A Reason to Trust
- October 21, 2018
- Jared Odenbeck
In times of crisis, in moments of uncertainty, amidst chaos, where do you turn? And, how do you turn? “I trust in God,” we say, as we anxiously pick up our phones to satisfy our restlessness with a call to a connection of ours who can assist us in our predicament. When it comes down to it, do we trust God? I do not think we do. The arrival at this understanding begs the question, then, how can I trust God? How can I know that he will come through? How can I rest in his sovereignty? In fact, the Rabshakeh of Assyria does not only say, “Say to Hezekiah, ‘Thus says the great king, the king of Assyria: On what do you rest this trust of yours?” (Isaiah 36:4), but he also asks us.
Among the innumerable examples in Scripture, Hezekiah offers us a relatable character, one plagued with uncertainty and fear. We live in what W.H. Auden called, “The Age of Anxiety” in his such-titled poem, and so, most of us, if not all, must learn to recognize and do battle against our metaphorical Assyria that stands as opposition to our trust in God.
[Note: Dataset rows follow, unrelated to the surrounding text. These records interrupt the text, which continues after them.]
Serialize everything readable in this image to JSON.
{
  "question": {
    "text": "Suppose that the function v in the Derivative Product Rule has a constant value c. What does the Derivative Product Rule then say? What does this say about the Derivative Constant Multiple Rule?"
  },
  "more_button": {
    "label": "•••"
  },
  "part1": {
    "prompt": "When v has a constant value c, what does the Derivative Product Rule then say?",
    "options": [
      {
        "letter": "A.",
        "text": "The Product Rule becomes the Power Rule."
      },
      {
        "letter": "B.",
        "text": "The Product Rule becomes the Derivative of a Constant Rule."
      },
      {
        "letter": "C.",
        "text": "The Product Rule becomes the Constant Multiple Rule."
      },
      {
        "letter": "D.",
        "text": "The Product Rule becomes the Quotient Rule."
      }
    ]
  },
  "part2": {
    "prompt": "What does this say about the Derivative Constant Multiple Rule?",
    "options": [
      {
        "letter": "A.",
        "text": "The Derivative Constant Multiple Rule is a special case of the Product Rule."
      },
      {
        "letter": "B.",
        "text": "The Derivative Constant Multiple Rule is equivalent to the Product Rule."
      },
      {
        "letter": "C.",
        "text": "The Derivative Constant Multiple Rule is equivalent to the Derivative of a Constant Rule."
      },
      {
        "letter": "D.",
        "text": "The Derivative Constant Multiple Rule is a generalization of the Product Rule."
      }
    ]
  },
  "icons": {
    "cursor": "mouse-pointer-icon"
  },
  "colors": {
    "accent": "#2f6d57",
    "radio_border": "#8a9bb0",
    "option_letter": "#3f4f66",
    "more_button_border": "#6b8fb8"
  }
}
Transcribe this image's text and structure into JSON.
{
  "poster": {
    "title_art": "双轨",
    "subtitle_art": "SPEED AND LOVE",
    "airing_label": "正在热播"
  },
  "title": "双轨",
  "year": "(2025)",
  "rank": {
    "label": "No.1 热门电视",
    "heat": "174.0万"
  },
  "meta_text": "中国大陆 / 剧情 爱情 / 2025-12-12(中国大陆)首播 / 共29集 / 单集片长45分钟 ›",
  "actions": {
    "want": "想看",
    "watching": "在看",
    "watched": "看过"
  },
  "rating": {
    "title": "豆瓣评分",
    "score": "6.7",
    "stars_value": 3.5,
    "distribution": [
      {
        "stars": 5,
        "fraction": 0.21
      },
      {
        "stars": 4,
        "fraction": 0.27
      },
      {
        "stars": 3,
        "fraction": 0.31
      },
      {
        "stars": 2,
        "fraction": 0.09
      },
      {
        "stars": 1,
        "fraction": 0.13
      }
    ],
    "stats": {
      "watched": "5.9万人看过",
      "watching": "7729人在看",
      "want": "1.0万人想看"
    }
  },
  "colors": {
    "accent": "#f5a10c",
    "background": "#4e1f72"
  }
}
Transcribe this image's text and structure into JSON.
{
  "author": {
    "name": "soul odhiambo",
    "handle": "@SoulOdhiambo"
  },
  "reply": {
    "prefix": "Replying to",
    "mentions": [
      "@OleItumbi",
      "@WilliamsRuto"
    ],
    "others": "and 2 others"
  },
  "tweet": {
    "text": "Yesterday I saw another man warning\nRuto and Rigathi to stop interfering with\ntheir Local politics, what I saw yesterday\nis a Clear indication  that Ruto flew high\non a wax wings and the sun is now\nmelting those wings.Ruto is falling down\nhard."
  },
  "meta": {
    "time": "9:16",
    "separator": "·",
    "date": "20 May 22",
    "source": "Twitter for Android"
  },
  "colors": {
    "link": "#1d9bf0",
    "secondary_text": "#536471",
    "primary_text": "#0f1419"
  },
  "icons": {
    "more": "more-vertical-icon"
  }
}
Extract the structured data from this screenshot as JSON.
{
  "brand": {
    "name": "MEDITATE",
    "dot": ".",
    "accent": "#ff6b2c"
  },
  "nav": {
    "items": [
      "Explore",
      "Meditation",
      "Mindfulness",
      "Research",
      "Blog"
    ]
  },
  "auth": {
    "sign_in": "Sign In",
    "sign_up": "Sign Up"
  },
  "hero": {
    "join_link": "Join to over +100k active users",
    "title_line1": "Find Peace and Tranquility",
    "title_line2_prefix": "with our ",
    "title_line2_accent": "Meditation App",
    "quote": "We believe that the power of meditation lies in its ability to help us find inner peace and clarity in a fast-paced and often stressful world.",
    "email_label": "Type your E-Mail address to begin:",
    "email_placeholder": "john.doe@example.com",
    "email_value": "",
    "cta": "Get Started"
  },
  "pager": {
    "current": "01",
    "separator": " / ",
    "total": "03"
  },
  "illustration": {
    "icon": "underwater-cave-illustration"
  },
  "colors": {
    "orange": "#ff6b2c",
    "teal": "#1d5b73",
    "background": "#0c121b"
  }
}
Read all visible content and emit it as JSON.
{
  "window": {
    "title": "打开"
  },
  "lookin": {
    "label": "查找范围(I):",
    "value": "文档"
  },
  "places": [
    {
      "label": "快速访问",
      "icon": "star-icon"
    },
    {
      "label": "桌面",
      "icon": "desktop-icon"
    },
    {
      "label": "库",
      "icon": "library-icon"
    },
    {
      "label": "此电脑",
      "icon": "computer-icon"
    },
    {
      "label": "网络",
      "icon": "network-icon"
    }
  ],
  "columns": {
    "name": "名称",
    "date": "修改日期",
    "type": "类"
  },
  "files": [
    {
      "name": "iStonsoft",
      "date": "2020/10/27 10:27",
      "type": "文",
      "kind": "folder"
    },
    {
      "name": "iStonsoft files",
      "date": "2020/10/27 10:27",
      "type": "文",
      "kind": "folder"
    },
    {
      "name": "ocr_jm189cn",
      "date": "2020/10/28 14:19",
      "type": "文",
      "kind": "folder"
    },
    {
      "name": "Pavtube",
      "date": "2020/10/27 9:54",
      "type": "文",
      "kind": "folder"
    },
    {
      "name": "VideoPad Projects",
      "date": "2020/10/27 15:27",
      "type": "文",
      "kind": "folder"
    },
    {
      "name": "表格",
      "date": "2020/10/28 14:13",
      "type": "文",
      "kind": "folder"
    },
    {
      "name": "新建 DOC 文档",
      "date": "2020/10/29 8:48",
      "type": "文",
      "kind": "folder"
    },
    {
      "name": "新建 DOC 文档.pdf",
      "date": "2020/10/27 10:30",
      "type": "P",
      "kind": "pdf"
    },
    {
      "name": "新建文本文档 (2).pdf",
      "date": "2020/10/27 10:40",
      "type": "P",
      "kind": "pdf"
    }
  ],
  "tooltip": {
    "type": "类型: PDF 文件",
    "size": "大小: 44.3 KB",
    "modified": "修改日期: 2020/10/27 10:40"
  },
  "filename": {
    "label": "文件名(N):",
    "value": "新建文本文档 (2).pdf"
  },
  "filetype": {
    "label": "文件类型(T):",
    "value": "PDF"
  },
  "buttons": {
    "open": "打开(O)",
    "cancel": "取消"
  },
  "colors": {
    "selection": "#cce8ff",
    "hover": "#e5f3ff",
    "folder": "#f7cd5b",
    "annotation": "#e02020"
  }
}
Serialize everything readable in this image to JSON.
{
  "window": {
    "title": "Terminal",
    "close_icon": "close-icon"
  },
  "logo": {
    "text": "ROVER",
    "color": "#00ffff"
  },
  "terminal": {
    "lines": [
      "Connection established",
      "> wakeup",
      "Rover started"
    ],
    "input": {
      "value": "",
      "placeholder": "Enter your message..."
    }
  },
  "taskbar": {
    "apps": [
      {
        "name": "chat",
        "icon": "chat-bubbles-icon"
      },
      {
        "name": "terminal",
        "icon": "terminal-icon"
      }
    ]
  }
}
When we first see Hezekiah in these Scriptures, utter despair covers him. “As soon as King Hezekiah heard it, he tore his clothes and covered himself with sackcloth and went into the house of the Lord.” (Isaiah 37:1) Hezekiah was afraid! He was horrified! And for good reason. Assyria swallowed nations in their wake – and their gods. They were at the peak of their military prowess. The mere presence of the Assyrian army, let alone the words of the Rabshakeh, challenges his trust in God. “Behold, you have heard what the kings of Assyria have done to all lands, devoting them to destruction. And shall you be delivered?” (Isaiah 37:11). That was the question that alarmed Hezekiah. Will I be delivered? Will God deliver me and my nation, and will he do it for the sake of his name and show himself as the one true God?
So, not only was his identity on the line as King, and likely his life, but I believe he feared that God would abandon, rather than deliver, Judah, and that His reputation would become like that of all of the other gods. The Rabshakeh warned the people of Judah, “Beware lest Hezekiah mislead you by saying, “The Lord will deliver us.” Has any of the gods of the nations delivered his land out of the hand of the king of Assyria?” (Isaiah 36:18).
So uncertainty, fear, and worry plagued Hezekiah. When he addresses the messengers he sends to Isaiah, he says that, “It may be that the Lord your God will hear…” (Isaiah 37:4). At this point, he is not sure what to think of God and his character. Hezekiah felt that the inevitable was upon Judah. And it was. But, in the face of danger and trouble, he gathered up courage and he found faith and trusted God. He believed him, and it enabled him to live a big life full of trust and security.
How did Hezekiah do that? Where did he find the strength and the fortitude and the resolve and the hope and the faith and the trust to not lay down in front of the king of Assyria. He sent for Isaiah to ask him, “what does God say about me and my situation? how can I know God is for me? How can I trust God?” And God gave him a promise; a promise to destroy Assyria and a command to not be afraid (Isaiah 37:6-7).
What is our promise? Where can we find that kind of faith to trust God in the face of uncertainty, crisis, and chaos? It’s found in Jesus, hanging on the cross. That’s why we can trust God. Because through the death of his son on the cross, he assures us that he will not leave us as orphans. He will bring us secure to see him face to face. The fear of man, the fear of the future, the fear of death, all fear passes away in the light of an untouchable eternal inheritance. Take hold of that with the two hands of splendor and joy, and in doing so, set your face to trust him.